I wore this again for the first time in years. I generally dislike any scent with the word "sport" in it's title... This is probably the only scent that proves an exception to the rule. It starts off very bland, but quickly develops to a grassy green scent with a woody undertone. Very nice scent that while maybe not groundbreaking is still very wearable and distinctive at the same time. At last a sport scent that is actually worth wearing. I guess I may be using this more often. 3 to 3.5 stars out of 5.
20th November 2011
Sport de Paco Rabanne is by no means some trifle to be discarded into the deepest recesses of ones ottoman, but it is flawed on a number of crucial levels.

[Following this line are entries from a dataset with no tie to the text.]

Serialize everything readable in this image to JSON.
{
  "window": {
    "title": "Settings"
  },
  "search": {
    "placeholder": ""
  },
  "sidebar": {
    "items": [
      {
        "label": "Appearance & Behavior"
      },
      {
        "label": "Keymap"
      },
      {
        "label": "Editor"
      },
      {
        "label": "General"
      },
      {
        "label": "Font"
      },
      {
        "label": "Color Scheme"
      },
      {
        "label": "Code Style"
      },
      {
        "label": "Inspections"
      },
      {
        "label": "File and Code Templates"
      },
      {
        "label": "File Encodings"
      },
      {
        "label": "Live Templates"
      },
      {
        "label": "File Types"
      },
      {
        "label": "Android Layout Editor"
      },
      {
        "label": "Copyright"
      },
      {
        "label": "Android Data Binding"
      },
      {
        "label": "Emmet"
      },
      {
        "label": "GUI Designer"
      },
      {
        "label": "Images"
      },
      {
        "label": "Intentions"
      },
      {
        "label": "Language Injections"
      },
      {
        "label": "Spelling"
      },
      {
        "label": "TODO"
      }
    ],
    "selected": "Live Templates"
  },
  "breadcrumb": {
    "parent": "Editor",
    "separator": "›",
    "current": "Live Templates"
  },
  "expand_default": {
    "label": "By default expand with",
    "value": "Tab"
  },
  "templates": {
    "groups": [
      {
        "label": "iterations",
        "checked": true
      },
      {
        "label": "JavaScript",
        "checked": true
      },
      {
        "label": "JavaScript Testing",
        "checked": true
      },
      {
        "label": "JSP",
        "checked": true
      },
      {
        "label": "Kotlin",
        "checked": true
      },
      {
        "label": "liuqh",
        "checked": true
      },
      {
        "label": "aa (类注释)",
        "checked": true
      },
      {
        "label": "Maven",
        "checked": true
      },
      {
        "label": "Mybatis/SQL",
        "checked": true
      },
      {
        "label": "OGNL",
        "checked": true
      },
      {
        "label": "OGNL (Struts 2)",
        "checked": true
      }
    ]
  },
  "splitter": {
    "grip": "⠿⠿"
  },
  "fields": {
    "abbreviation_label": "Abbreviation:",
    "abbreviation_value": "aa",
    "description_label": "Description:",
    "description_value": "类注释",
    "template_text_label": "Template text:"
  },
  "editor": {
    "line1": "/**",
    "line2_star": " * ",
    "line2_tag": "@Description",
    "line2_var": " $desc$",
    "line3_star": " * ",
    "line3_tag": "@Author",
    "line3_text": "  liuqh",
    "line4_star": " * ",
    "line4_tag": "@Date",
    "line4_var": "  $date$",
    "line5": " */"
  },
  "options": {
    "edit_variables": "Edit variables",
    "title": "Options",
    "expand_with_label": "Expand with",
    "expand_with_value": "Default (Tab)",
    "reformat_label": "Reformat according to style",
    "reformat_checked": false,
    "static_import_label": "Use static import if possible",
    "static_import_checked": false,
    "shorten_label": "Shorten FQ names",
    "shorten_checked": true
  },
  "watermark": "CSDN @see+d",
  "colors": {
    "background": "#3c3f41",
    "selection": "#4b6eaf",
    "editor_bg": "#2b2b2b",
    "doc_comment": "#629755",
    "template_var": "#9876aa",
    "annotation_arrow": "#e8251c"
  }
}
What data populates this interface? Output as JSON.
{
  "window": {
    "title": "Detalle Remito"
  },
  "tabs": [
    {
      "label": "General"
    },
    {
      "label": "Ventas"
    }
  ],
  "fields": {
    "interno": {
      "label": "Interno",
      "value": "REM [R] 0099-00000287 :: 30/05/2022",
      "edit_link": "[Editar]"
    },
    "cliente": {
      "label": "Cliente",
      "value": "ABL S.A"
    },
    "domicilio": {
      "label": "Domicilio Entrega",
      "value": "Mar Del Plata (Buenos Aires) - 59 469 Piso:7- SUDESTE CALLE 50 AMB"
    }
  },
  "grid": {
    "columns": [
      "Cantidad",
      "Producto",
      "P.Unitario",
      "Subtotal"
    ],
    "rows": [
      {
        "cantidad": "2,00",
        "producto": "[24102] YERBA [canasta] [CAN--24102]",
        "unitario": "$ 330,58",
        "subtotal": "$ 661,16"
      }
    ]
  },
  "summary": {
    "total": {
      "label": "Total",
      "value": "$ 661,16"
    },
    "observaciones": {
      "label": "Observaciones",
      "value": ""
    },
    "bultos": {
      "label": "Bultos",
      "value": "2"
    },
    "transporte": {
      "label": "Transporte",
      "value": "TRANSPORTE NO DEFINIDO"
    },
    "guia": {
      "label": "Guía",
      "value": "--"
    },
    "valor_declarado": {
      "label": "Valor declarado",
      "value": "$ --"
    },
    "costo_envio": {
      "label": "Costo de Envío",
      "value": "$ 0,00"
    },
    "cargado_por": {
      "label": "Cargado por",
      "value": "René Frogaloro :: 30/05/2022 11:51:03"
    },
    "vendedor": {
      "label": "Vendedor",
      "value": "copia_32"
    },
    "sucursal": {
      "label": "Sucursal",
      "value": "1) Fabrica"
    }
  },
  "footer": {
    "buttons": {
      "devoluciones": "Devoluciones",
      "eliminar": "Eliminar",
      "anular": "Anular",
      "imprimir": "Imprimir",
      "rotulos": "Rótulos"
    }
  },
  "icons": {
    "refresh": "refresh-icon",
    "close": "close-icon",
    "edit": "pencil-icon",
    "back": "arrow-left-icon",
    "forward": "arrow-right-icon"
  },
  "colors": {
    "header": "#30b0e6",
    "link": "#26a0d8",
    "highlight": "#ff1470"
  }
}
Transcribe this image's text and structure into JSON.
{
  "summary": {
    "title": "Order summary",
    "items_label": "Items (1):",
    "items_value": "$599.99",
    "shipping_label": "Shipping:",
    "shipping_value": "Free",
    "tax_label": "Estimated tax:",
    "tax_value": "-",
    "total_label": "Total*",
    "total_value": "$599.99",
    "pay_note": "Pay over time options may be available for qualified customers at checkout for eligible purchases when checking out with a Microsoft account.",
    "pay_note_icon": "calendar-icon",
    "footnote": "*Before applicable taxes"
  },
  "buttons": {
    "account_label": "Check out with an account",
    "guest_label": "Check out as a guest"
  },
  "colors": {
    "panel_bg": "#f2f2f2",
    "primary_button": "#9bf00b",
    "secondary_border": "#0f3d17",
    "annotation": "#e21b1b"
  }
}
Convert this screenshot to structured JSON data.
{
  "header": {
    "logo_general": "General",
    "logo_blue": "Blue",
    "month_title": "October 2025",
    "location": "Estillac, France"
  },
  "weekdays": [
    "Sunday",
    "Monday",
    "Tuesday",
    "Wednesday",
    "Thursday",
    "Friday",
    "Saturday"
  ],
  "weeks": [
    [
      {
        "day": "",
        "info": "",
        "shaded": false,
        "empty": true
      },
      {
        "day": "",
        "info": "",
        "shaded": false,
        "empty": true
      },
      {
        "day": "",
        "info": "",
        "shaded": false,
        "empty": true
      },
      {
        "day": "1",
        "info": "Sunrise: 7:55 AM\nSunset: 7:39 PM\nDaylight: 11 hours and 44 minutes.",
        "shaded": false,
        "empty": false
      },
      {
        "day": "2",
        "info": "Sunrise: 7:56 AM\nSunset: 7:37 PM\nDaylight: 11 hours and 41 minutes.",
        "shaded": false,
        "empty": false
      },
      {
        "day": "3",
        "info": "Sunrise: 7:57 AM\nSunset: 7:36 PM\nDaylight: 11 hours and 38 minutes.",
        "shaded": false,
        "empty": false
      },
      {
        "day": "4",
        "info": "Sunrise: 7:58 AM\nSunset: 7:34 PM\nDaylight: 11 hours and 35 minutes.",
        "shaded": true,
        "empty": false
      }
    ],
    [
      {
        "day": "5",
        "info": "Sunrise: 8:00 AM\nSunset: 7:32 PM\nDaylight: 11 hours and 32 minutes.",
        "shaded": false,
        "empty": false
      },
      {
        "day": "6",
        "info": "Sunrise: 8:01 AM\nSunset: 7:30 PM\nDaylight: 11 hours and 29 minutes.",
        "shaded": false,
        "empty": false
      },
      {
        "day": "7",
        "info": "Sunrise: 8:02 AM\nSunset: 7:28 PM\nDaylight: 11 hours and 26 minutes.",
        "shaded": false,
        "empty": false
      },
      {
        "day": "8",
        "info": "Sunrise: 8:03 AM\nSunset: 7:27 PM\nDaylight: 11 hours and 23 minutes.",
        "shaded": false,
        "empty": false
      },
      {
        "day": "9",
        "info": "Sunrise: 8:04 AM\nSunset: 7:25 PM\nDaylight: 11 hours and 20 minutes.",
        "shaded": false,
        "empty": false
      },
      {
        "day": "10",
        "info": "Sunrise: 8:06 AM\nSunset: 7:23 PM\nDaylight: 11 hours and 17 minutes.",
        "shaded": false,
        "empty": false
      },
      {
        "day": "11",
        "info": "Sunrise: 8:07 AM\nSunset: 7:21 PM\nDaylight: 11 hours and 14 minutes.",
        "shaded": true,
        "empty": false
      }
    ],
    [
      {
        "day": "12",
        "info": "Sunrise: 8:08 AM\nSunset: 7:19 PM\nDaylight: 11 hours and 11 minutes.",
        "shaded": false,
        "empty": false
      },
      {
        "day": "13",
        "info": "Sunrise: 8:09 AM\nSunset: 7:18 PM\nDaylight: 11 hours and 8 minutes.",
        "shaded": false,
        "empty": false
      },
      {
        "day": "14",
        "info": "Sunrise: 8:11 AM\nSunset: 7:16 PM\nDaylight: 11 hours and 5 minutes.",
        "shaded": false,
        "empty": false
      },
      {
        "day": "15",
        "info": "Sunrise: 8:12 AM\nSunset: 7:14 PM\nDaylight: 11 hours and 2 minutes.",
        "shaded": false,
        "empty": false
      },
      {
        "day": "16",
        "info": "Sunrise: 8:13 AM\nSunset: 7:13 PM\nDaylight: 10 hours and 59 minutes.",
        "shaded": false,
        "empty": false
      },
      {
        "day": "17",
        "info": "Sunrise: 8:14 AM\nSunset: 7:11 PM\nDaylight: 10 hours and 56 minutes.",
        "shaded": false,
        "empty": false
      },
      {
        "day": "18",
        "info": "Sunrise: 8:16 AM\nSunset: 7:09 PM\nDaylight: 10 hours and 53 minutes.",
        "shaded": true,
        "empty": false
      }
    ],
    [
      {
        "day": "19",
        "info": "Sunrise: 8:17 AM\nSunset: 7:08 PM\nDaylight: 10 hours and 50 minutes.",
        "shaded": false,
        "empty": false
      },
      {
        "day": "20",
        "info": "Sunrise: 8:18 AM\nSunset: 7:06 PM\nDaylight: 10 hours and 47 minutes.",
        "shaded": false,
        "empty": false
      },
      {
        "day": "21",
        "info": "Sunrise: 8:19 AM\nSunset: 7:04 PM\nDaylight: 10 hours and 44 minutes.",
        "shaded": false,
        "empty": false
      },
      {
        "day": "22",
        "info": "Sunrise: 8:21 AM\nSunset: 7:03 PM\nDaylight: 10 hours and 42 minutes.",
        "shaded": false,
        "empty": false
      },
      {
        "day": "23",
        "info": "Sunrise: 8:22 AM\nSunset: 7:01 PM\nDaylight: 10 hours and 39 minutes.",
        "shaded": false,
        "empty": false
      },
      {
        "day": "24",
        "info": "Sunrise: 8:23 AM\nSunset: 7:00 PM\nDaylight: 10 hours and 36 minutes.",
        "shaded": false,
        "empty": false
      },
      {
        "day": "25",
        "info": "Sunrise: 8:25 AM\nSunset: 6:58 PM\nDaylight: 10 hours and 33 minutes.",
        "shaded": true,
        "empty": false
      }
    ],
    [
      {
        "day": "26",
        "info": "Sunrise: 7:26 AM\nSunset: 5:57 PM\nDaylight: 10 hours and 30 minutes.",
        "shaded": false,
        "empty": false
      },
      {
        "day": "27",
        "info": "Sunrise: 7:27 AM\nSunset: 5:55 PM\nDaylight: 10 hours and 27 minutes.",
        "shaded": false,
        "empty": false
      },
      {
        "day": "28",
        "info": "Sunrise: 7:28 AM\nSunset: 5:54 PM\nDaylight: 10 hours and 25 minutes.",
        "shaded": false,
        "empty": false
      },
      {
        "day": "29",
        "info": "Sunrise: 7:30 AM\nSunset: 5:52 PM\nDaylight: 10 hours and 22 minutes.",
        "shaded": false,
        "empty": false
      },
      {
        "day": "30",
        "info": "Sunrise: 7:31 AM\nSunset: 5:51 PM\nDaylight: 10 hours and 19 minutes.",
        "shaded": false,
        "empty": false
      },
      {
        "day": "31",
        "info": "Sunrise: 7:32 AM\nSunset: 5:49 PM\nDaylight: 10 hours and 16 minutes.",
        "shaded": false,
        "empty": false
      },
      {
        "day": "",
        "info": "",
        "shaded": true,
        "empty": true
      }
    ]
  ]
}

The opening is undoubtedly an excellent creation, it's a zingy, refreshing citrus experience, complete with a comforting herbal accompaniment. Had the remaining phases of Sport been anywhere near as accomplished, I would have been in the presence of greatness - a true masterpiece.

Although my skin is as arid and unforgiving as the Mojave desert, I do expect a fragrance to put up a little bit of a fight. Sadly SdPR has exhaled for the last time within about three hours, and by that time it has ceased to exhibit anything like the intriguing presence that the opening has suggested.It sits close to the skin, its lively attributes are all but decapitated, and the resulting blend is distantly herbal, lightly powdered, and dare I say it, a little monotonous.

This has long since been discontinued, and I certainly am not sufficiently aroused to undertake an exhaustive search or pay the increasingly premium prices being demanded.
16th November 2011
Now THIS, ladies and gentlemen, is what a "sport" fragrance is all about. Fresh, grassy, invigorating, zingy, all kinds of other things and totally pleasant. I dunno why Paco Rabanne got rid of this, but it's damn good. In fact, Sport de Paco Rabanne is now my favorite "sport" fragrance. It takes out everything I hated about the original and makes it pleasant and youthful; at the same time unique and refreshing. I get mainly some subtle fruity notes, zingy citrus, and smooth patchouli and vetiver. Sport de Paco Rabanne also lasts a while on me - up to 7 hours! That's an excellent lifespan for a "sport" fragrance, and for a fragrance like this to be released at the apex of the powerhouse era, I'm really not surprised!

Highly recommended.
24th April 2011
I must admit, when I saw the "Sport" name I was completely prepared not to like this one. In the opening half hour, I rather smugly confirmed that this one is for college students and not for an older guy like me. But started to evolve from the initial rush of citrus and became a creamy, woody, sandalwoody fragrance. I must say, it was a pleasant, surprising evolution. Excellent. Both sillage and longevity are also excellent. Sorry for unfairly prejudging you, Sport de Paco Rabanne.
4th February 2011